The San Francisco school board voted to change the following school names:

Balboa High School, Spanish explorer Vasco Nunez de Balboa

Abraham Lincoln High School, U.S. president

Mission High School, Mission Dolores

George Washington High School, first U.S. president

Lowell High School, poet/critic James R. Lowell

James Denman Middle School, founder of first S.F. School

Everett Middle School, Edward Everett, American statesman

Herbert Hoover Middle School, U.S. president

James Lick Middle School, land baron

Presidio Middle School, S.F. military post

Roosevelt Middle School, Theodore or F.D., both U.S. presidents

Lawton K-8, U.S. Army officer Henry Ware Lawton

Claire Lilienthal (two sites), S.F. school board member

Paul Revere K-8, American Revolution patriot

Alamo Elementary, a poplar tree or the site of Texas Revolution battle

Alvarado Elementary, Pedro de Alvarado, conquistador

Bryant Elementary, author Edwin Bryant

Clarendon Elementary Second Community and Japanese Bilingual Bicultural Program, Edward Hyde, Earl of Clarendon, English politician

El Dorado Elementary, mythical City of Gold

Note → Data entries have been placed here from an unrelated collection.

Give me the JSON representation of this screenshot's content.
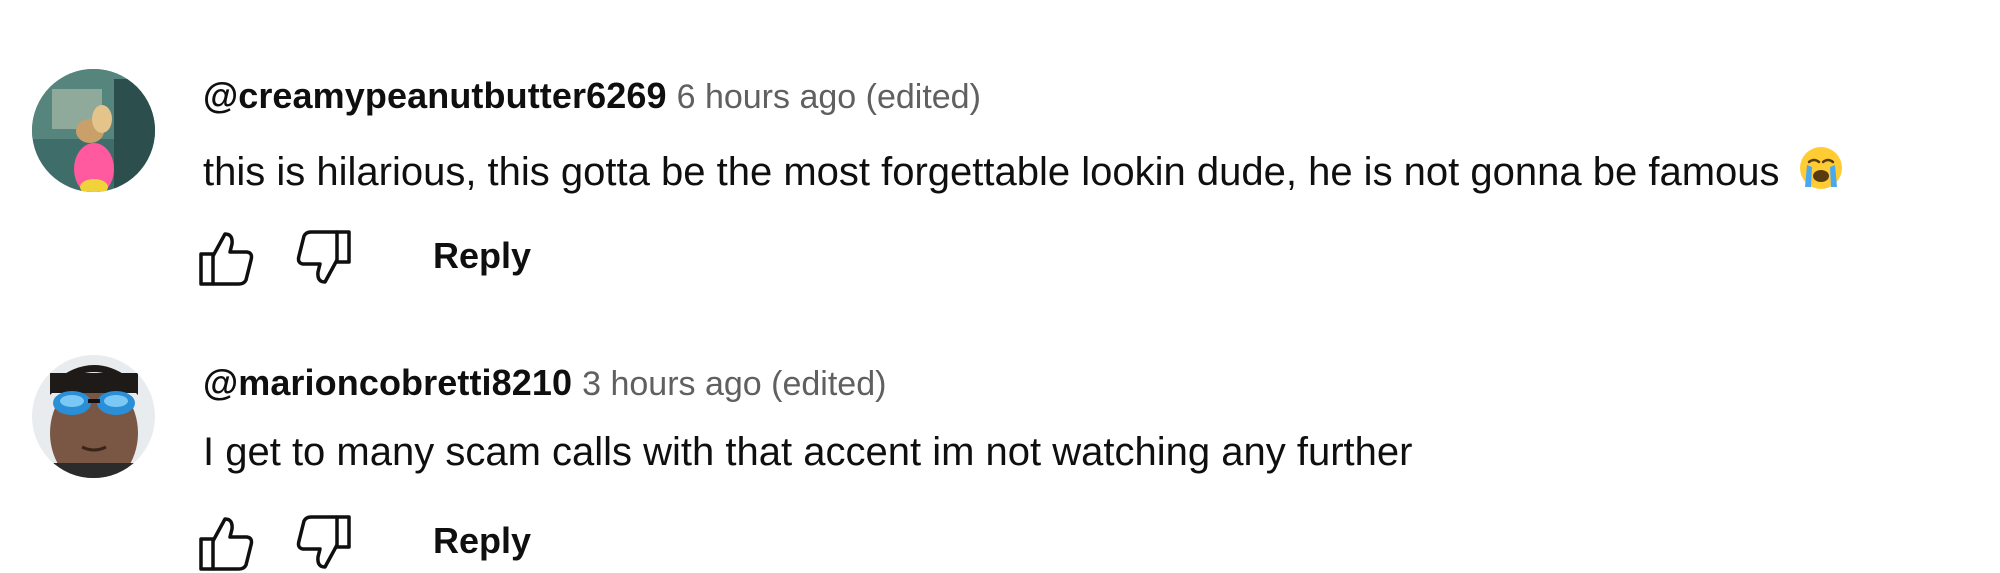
{
  "comments": [
    {
      "author": "@creamypeanutbutter6269",
      "time": "6 hours ago (edited)",
      "text": "this is hilarious, this gotta be the most forgettable lookin dude, he is not gonna be famous",
      "emoji_icon": "loudly-crying-face-icon",
      "reply_label": "Reply"
    },
    {
      "author": "@marioncobretti8210",
      "time": "3 hours ago (edited)",
      "text": "I get to many scam calls with that accent im not watching any further",
      "reply_label": "Reply"
    }
  ],
  "colors": {
    "text": "#0f0f0f",
    "secondary_text": "#606060",
    "background": "#ffffff"
  }
}
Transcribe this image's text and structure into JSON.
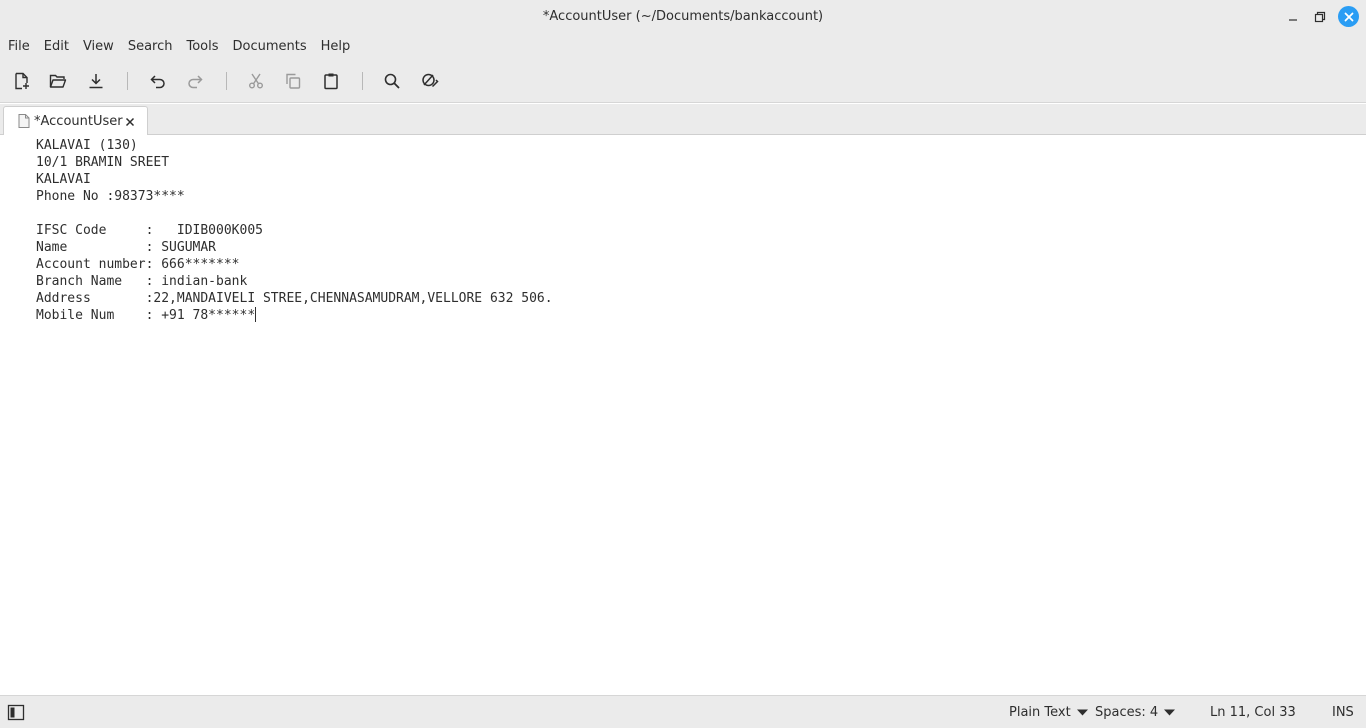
{
  "window": {
    "title": "*AccountUser (~/Documents/bankaccount)"
  },
  "menu": {
    "items": [
      "File",
      "Edit",
      "View",
      "Search",
      "Tools",
      "Documents",
      "Help"
    ]
  },
  "toolbar": {
    "buttons": [
      "new-document-icon",
      "open-folder-icon",
      "save-download-icon",
      "undo-icon",
      "redo-icon",
      "cut-icon",
      "copy-icon",
      "paste-icon",
      "search-icon",
      "spellcheck-icon"
    ]
  },
  "tab": {
    "label": "*AccountUser"
  },
  "editor": {
    "lines": [
      "KALAVAI (130)",
      "10/1 BRAMIN SREET",
      "KALAVAI",
      "Phone No :98373****",
      "",
      "IFSC Code     :   IDIB000K005",
      "Name          : SUGUMAR",
      "Account number: 666*******",
      "Branch Name   : indian-bank",
      "Address       :22,MANDAIVELI STREE,CHENNASAMUDRAM,VELLORE 632 506.",
      "Mobile Num    : +91 78******"
    ]
  },
  "status": {
    "language": "Plain Text",
    "spaces": "Spaces: 4",
    "position": "Ln 11, Col 33",
    "mode": "INS"
  },
  "colors": {
    "chrome": "#ebebeb",
    "accent": "#2a9df4",
    "text": "#2e2e2e"
  }
}
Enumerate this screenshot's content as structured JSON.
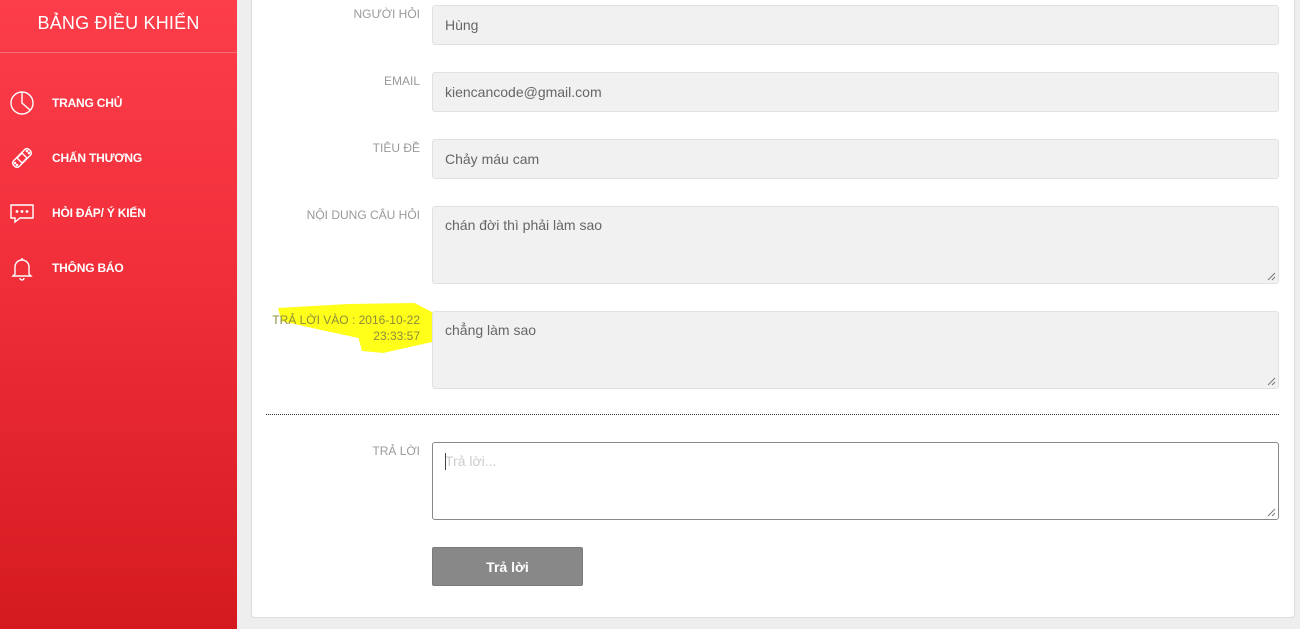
{
  "sidebar": {
    "title": "BẢNG ĐIỀU KHIỂN",
    "items": [
      {
        "label": "TRANG CHỦ",
        "icon": "pie-chart-icon"
      },
      {
        "label": "CHẤN THƯƠNG",
        "icon": "bandage-icon"
      },
      {
        "label": "HỎI ĐÁP/ Ý KIẾN",
        "icon": "chat-bubble-icon"
      },
      {
        "label": "THÔNG BÁO",
        "icon": "bell-icon"
      }
    ]
  },
  "form": {
    "asker": {
      "label": "NGƯỜI HỎI",
      "value": "Hùng"
    },
    "email": {
      "label": "EMAIL",
      "value": "kiencancode@gmail.com"
    },
    "subject": {
      "label": "TIÊU ĐỀ",
      "value": "Chảy máu cam"
    },
    "question": {
      "label": "NỘI DUNG CÂU HỎI",
      "value": "chán đời thì phải làm sao"
    },
    "answered": {
      "label_line1": "TRẢ LỜI VÀO : 2016-10-22",
      "label_line2": "23:33:57",
      "value": "chẳng làm sao"
    },
    "reply": {
      "label": "TRẢ LỜI",
      "placeholder": "Trả lời...",
      "value": ""
    },
    "submit_label": "Trả lời"
  },
  "colors": {
    "sidebar_top": "#fc3d4a",
    "sidebar_bottom": "#d41a1f",
    "highlight": "#ffff1a",
    "button": "#888888"
  }
}
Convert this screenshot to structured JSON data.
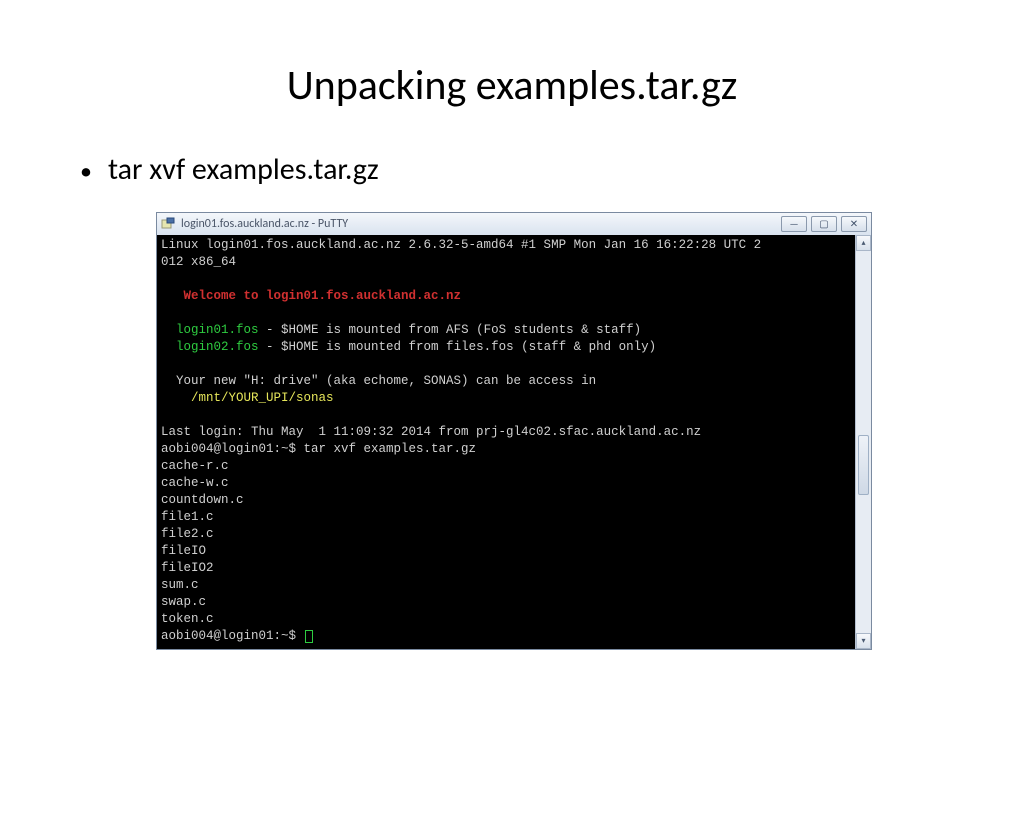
{
  "slide": {
    "title": "Unpacking examples.tar.gz",
    "bullet": "tar xvf examples.tar.gz"
  },
  "window": {
    "title": "login01.fos.auckland.ac.nz - PuTTY",
    "buttons": {
      "min": "—",
      "max": "▢",
      "close": "✕"
    },
    "scroll": {
      "up": "▴",
      "down": "▾"
    }
  },
  "terminal": {
    "line1a": "Linux login01.fos.auckland.ac.nz 2.6.32-5-amd64 #1 SMP Mon Jan 16 16:22:28 UTC 2",
    "line1b": "012 x86_64",
    "blank": "",
    "msg_indent": "   ",
    "welcome": "Welcome to login01.fos.auckland.ac.nz",
    "host_indent": "  ",
    "login01": "login01.fos",
    "login01_rest": " - $HOME is mounted from AFS (FoS students & staff)",
    "login02": "login02.fos",
    "login02_rest": " - $HOME is mounted from files.fos (staff & phd only)",
    "hdrive": "  Your new \"H: drive\" (aka echome, SONAS) can be access in",
    "sonas_indent": "    ",
    "sonas": "/mnt/YOUR_UPI/sonas",
    "lastlogin": "Last login: Thu May  1 11:09:32 2014 from prj-gl4c02.sfac.auckland.ac.nz",
    "prompt1a": "aobi004@login01:~$ ",
    "cmd": "tar xvf examples.tar.gz",
    "f1": "cache-r.c",
    "f2": "cache-w.c",
    "f3": "countdown.c",
    "f4": "file1.c",
    "f5": "file2.c",
    "f6": "fileIO",
    "f7": "fileIO2",
    "f8": "sum.c",
    "f9": "swap.c",
    "f10": "token.c",
    "prompt2": "aobi004@login01:~$ "
  }
}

Dianne Feinstein Elementary, U.S. senator and former S.F. mayor

Garfield Elementary, James Garfield, U.S. president

Grattan Elementary, William Henry Grattan, Irish author

Jefferson Elementary, Thomas Jefferson, U.S. president

Francis Scott Key Elementary, composer of “Star-Spangled Banner”

Frank McCoppin Elementary, S.F. mayor

McKinley Elementary, William McKinley, U.S. president

Marshall Elementary, James Wilson Marshall, sawmill worker at Sutter’s Mill

Monroe Elementary, James Monroe, U.S. president

John Muir Elementary, naturalist

Jose Ortega Elementary, Spanish colonizer

Sanchez Elementary, Jose Bernardo Sanchez, Spanish missionary

Junipero Serra Elementary, Spanish priest

Sheridan Elementary, Gen. Philip Sheridan

Sherman Elementary, Gen. William Tecumseh Sherman

Commodore Sloat Elementary, John Sloat, Navy officer

Robert Louis Stevenson Elementary, author

Sutro Elementary, Adolph Sutro, S.F. mayor

Ulloa Elementary, Don Antonio de Ulloa, Spanish general

Daniel Webster Elementary, U.S. statesman

Noriega Early Education School, unclear

Presidio EES, S.F. military post

Stockton EES, Robert F. Stockton, Navy commodore